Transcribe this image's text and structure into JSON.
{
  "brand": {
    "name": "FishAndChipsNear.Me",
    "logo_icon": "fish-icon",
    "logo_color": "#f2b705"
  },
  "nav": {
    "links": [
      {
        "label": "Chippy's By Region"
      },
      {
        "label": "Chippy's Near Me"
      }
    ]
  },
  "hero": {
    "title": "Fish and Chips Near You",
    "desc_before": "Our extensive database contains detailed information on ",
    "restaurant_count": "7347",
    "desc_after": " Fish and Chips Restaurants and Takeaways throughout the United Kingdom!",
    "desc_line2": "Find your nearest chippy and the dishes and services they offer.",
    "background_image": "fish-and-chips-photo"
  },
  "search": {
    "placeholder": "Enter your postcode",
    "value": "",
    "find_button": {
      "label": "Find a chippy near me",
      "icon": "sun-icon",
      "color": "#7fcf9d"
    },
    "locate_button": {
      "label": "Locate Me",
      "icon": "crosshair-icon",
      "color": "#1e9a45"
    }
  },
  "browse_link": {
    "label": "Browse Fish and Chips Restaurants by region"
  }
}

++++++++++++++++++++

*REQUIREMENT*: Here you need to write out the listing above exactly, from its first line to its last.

*TASK OUTPUT*:
Transcribe this image's text and structure into JSON.
{
  "brand": {
    "name": "FishAndChipsNear.Me",
    "logo_icon": "fish-icon",
    "logo_color": "#f2b705"
  },
  "nav": {
    "links": [
      {
        "label": "Chippy's By Region"
      },
      {
        "label": "Chippy's Near Me"
      }
    ]
  },
  "hero": {
    "title": "Fish and Chips Near You",
    "desc_before": "Our extensive database contains detailed information on ",
    "restaurant_count": "7347",
    "desc_after": " Fish and Chips Restaurants and Takeaways throughout the United Kingdom!",
    "desc_line2": "Find your nearest chippy and the dishes and services they offer.",
    "background_image": "fish-and-chips-photo"
  },
  "search": {
    "placeholder": "Enter your postcode",
    "value": "",
    "find_button": {
      "label": "Find a chippy near me",
      "icon": "sun-icon",
      "color": "#7fcf9d"
    },
    "locate_button": {
      "label": "Locate Me",
      "icon": "crosshair-icon",
      "color": "#1e9a45"
    }
  },
  "browse_link": {
    "label": "Browse Fish and Chips Restaurants by region"
  }
}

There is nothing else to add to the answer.